:: Input

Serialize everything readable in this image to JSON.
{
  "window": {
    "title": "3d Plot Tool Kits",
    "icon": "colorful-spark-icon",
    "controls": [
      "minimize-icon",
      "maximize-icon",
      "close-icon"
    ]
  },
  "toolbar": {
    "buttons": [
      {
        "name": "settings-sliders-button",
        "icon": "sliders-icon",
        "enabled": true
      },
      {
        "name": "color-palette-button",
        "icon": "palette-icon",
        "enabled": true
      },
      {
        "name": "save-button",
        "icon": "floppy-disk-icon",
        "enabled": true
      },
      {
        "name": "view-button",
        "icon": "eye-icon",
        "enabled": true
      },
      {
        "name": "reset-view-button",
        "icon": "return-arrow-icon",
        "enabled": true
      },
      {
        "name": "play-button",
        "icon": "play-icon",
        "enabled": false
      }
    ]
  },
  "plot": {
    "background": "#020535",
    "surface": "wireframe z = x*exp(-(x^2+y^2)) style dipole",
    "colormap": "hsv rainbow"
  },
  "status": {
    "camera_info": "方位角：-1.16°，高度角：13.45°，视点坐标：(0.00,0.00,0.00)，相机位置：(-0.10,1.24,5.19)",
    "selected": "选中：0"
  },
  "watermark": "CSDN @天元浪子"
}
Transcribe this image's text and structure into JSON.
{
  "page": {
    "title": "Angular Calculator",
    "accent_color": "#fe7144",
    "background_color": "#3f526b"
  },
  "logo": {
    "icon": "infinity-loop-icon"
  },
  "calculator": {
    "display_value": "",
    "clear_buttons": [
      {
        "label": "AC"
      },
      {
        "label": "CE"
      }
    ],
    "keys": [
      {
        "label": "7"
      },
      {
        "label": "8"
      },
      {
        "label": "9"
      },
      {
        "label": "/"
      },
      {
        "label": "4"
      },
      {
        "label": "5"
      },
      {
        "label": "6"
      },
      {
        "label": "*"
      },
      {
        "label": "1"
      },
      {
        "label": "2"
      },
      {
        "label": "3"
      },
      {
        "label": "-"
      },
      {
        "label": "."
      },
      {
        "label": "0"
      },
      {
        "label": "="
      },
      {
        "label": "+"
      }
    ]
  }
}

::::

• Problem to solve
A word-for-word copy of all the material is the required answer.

• Result of this exercise
Serialize everything readable in this image to JSON.
{
  "window": {
    "title": "3d Plot Tool Kits",
    "icon": "colorful-spark-icon",
    "controls": [
      "minimize-icon",
      "maximize-icon",
      "close-icon"
    ]
  },
  "toolbar": {
    "buttons": [
      {
        "name": "settings-sliders-button",
        "icon": "sliders-icon",
        "enabled": true
      },
      {
        "name": "color-palette-button",
        "icon": "palette-icon",
        "enabled": true
      },
      {
        "name": "save-button",
        "icon": "floppy-disk-icon",
        "enabled": true
      },
      {
        "name": "view-button",
        "icon": "eye-icon",
        "enabled": true
      },
      {
        "name": "reset-view-button",
        "icon": "return-arrow-icon",
        "enabled": true
      },
      {
        "name": "play-button",
        "icon": "play-icon",
        "enabled": false
      }
    ]
  },
  "plot": {
    "background": "#020535",
    "surface": "wireframe z = x*exp(-(x^2+y^2)) style dipole",
    "colormap": "hsv rainbow"
  },
  "status": {
    "camera_info": "方位角：-1.16°，高度角：13.45°，视点坐标：(0.00,0.00,0.00)，相机位置：(-0.10,1.24,5.19)",
    "selected": "选中：0"
  },
  "watermark": "CSDN @天元浪子"
}
Transcribe this image's text and structure into JSON.
{
  "page": {
    "title": "Angular Calculator",
    "accent_color": "#fe7144",
    "background_color": "#3f526b"
  },
  "logo": {
    "icon": "infinity-loop-icon"
  },
  "calculator": {
    "display_value": "",
    "clear_buttons": [
      {
        "label": "AC"
      },
      {
        "label": "CE"
      }
    ],
    "keys": [
      {
        "label": "7"
      },
      {
        "label": "8"
      },
      {
        "label": "9"
      },
      {
        "label": "/"
      },
      {
        "label": "4"
      },
      {
        "label": "5"
      },
      {
        "label": "6"
      },
      {
        "label": "*"
      },
      {
        "label": "1"
      },
      {
        "label": "2"
      },
      {
        "label": "3"
      },
      {
        "label": "-"
      },
      {
        "label": "."
      },
      {
        "label": "0"
      },
      {
        "label": "="
      },
      {
        "label": "+"
      }
    ]
  }
}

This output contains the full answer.